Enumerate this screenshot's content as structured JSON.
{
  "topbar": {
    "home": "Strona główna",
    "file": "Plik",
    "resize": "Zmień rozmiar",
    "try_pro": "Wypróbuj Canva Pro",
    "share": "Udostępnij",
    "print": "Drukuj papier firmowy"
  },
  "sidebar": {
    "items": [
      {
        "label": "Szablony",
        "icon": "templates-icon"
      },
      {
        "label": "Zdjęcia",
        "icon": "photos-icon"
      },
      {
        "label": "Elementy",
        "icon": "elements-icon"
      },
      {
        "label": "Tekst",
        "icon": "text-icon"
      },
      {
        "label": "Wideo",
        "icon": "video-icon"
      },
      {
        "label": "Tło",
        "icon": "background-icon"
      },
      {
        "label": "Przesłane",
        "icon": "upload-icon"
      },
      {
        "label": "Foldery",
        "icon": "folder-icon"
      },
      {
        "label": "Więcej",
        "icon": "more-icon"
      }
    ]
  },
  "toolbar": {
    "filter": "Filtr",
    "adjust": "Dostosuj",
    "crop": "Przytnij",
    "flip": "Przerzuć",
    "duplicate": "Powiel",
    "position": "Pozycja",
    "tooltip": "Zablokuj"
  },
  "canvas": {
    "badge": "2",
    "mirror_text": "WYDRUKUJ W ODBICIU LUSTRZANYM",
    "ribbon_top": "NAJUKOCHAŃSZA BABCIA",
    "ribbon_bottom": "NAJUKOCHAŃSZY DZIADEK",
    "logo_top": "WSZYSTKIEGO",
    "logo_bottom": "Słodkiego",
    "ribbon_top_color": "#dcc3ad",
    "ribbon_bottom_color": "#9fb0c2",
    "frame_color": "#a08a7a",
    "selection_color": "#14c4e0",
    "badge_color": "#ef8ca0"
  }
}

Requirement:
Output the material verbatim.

Written solution:
Enumerate this screenshot's content as structured JSON.
{
  "topbar": {
    "home": "Strona główna",
    "file": "Plik",
    "resize": "Zmień rozmiar",
    "try_pro": "Wypróbuj Canva Pro",
    "share": "Udostępnij",
    "print": "Drukuj papier firmowy"
  },
  "sidebar": {
    "items": [
      {
        "label": "Szablony",
        "icon": "templates-icon"
      },
      {
        "label": "Zdjęcia",
        "icon": "photos-icon"
      },
      {
        "label": "Elementy",
        "icon": "elements-icon"
      },
      {
        "label": "Tekst",
        "icon": "text-icon"
      },
      {
        "label": "Wideo",
        "icon": "video-icon"
      },
      {
        "label": "Tło",
        "icon": "background-icon"
      },
      {
        "label": "Przesłane",
        "icon": "upload-icon"
      },
      {
        "label": "Foldery",
        "icon": "folder-icon"
      },
      {
        "label": "Więcej",
        "icon": "more-icon"
      }
    ]
  },
  "toolbar": {
    "filter": "Filtr",
    "adjust": "Dostosuj",
    "crop": "Przytnij",
    "flip": "Przerzuć",
    "duplicate": "Powiel",
    "position": "Pozycja",
    "tooltip": "Zablokuj"
  },
  "canvas": {
    "badge": "2",
    "mirror_text": "WYDRUKUJ W ODBICIU LUSTRZANYM",
    "ribbon_top": "NAJUKOCHAŃSZA BABCIA",
    "ribbon_bottom": "NAJUKOCHAŃSZY DZIADEK",
    "logo_top": "WSZYSTKIEGO",
    "logo_bottom": "Słodkiego",
    "ribbon_top_color": "#dcc3ad",
    "ribbon_bottom_color": "#9fb0c2",
    "frame_color": "#a08a7a",
    "selection_color": "#14c4e0",
    "badge_color": "#ef8ca0"
  }
}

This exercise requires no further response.